The psycho-logics of one’s emotions become apparent when you notice the games people play with reference to them. Imagine if you were from mars and you had to listen to how creating anger in, and possibly rejection by, another person is evidence of being liked and appreciated? Or that children, and even their older counterparts called adults, would have aan indiscriminate need for attention: they will take it anyway they get it, even in the form of punishment! This kind of “emotional or experiential logic” or psycho-logic, does not follow the linear kind of thinking which allows one to build a bridge.

Emotions as Rules for Games
There is lot to say about how emotions form the rules within which people play emotional games, but for brevity sake I will only refer to one aspect, namely, whose emotions. I came across this distinction in my LAB-profile training with Shelle Rose Charvet, and to my surprise I started to hear it in working with emotional games people play. Charvet refers to working rules, and makes 4 distinction around the question “What are the rules that people apply to themselves and others?”. Applied to emotional games the same question would apply, with the variation of “whose emotions?”. Closely related to outcomes, the question is whose emotions is the person concerned with? How they should feel if the interaction went well, or how the other person should feel if the interaction went well? The stuckness and repetition of emotional games happen when there is only one or few answers. When then answers starts to become a universal quantifier: always me; always them; etc. then person is setting themselves up for non-constructive game playing.

Dragons in Emotional Games
The essential characteristic in calling an emotion a “dragon state” is a negative judgement about an emotional experience leading to an unresourceful state. For example, being angry about your anger, ashamed about your sensitivity, guilty about your guilt, fearful of your concern, afraid of being afraid, etc. leading to stress, apprehension, timidity, pessimism, fretfulness, etc. Dragon states not only create a kind of “anticipatory anxiety” which motivate the game player to avoid those games with games of their own, but seem to deprive people of the awareness that they have the choice not to play. One reason why people seem to give up their choice of refusal is that they are busy creating and feeding the dragon. They are so busy doing the dragon, i.e. making negative judgements and “feeding” these judgements with internal dialogue and matching memories, etc. that they plumb forget to go meta- and ask the next question! Once you allow the dragon any kind of “realness” more than it being a mere judgement, the dragon is real and you play it’s mind-games plus games for controlling it, avoiding, disproving it, and any other which might help not having it. The choice of taming it if it has contextual usefulness, or slaying it to replace it with a prince/princess, seems to not occur to people when they are doing dragons.

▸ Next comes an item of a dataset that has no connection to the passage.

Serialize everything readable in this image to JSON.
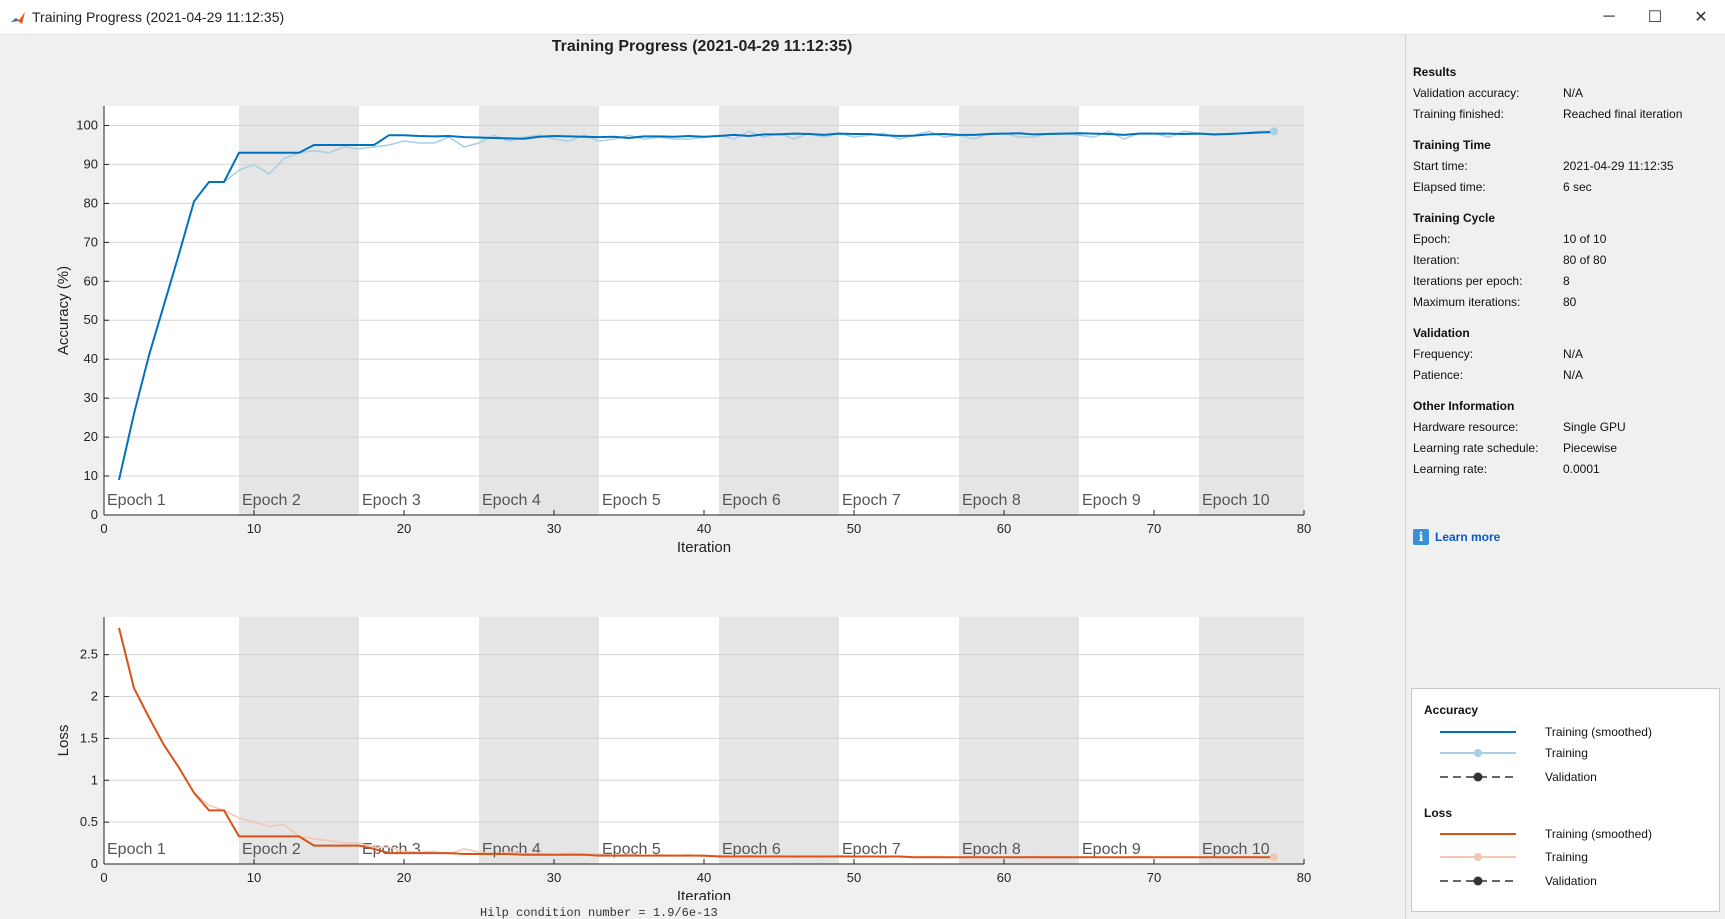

Emotional games are those game where the language of emotions are the main symbols and language of interchange. Emotions as the outcome determine the nature of the pay-off and the nature of the game. Dragon states locks people into games of their own tormenting.

I am always with myself, and it is I who am my the tormentor
- Leo Tolstoy: Memoirs of a Madman.